What is expected: Nothing in the records should differ when you write them out again.

Listed entries:
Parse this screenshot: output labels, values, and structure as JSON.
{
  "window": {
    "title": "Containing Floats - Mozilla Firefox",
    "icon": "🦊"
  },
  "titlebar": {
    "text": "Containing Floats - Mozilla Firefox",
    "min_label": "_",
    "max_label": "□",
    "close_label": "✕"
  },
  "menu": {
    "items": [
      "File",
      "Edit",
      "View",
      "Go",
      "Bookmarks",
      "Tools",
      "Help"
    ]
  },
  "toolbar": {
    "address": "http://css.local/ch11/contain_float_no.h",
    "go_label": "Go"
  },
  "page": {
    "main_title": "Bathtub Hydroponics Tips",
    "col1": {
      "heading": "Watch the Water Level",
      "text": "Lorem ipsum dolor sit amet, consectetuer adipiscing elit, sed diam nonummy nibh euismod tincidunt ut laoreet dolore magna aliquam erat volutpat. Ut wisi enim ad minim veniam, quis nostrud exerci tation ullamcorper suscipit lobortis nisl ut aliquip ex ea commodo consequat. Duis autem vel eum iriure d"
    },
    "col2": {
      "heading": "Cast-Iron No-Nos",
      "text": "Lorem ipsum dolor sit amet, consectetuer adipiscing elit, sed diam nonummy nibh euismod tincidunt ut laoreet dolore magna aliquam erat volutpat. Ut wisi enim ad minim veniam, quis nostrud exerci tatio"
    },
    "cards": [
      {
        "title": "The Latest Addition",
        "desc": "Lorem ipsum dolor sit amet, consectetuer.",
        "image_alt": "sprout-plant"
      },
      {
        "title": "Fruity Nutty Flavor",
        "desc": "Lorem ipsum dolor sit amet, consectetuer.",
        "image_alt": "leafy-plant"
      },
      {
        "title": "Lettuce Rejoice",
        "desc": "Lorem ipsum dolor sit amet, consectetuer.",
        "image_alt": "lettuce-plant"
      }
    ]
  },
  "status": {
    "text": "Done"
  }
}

Output of the exercise:
Parse this screenshot: output labels, values, and structure as JSON.
{
  "window": {
    "title": "Containing Floats - Mozilla Firefox",
    "icon": "🦊"
  },
  "titlebar": {
    "text": "Containing Floats - Mozilla Firefox",
    "min_label": "_",
    "max_label": "□",
    "close_label": "✕"
  },
  "menu": {
    "items": [
      "File",
      "Edit",
      "View",
      "Go",
      "Bookmarks",
      "Tools",
      "Help"
    ]
  },
  "toolbar": {
    "address": "http://css.local/ch11/contain_float_no.h",
    "go_label": "Go"
  },
  "page": {
    "main_title": "Bathtub Hydroponics Tips",
    "col1": {
      "heading": "Watch the Water Level",
      "text": "Lorem ipsum dolor sit amet, consectetuer adipiscing elit, sed diam nonummy nibh euismod tincidunt ut laoreet dolore magna aliquam erat volutpat. Ut wisi enim ad minim veniam, quis nostrud exerci tation ullamcorper suscipit lobortis nisl ut aliquip ex ea commodo consequat. Duis autem vel eum iriure d"
    },
    "col2": {
      "heading": "Cast-Iron No-Nos",
      "text": "Lorem ipsum dolor sit amet, consectetuer adipiscing elit, sed diam nonummy nibh euismod tincidunt ut laoreet dolore magna aliquam erat volutpat. Ut wisi enim ad minim veniam, quis nostrud exerci tatio"
    },
    "cards": [
      {
        "title": "The Latest Addition",
        "desc": "Lorem ipsum dolor sit amet, consectetuer.",
        "image_alt": "sprout-plant"
      },
      {
        "title": "Fruity Nutty Flavor",
        "desc": "Lorem ipsum dolor sit amet, consectetuer.",
        "image_alt": "leafy-plant"
      },
      {
        "title": "Lettuce Rejoice",
        "desc": "Lorem ipsum dolor sit amet, consectetuer.",
        "image_alt": "lettuce-plant"
      }
    ]
  },
  "status": {
    "text": "Done"
  }
}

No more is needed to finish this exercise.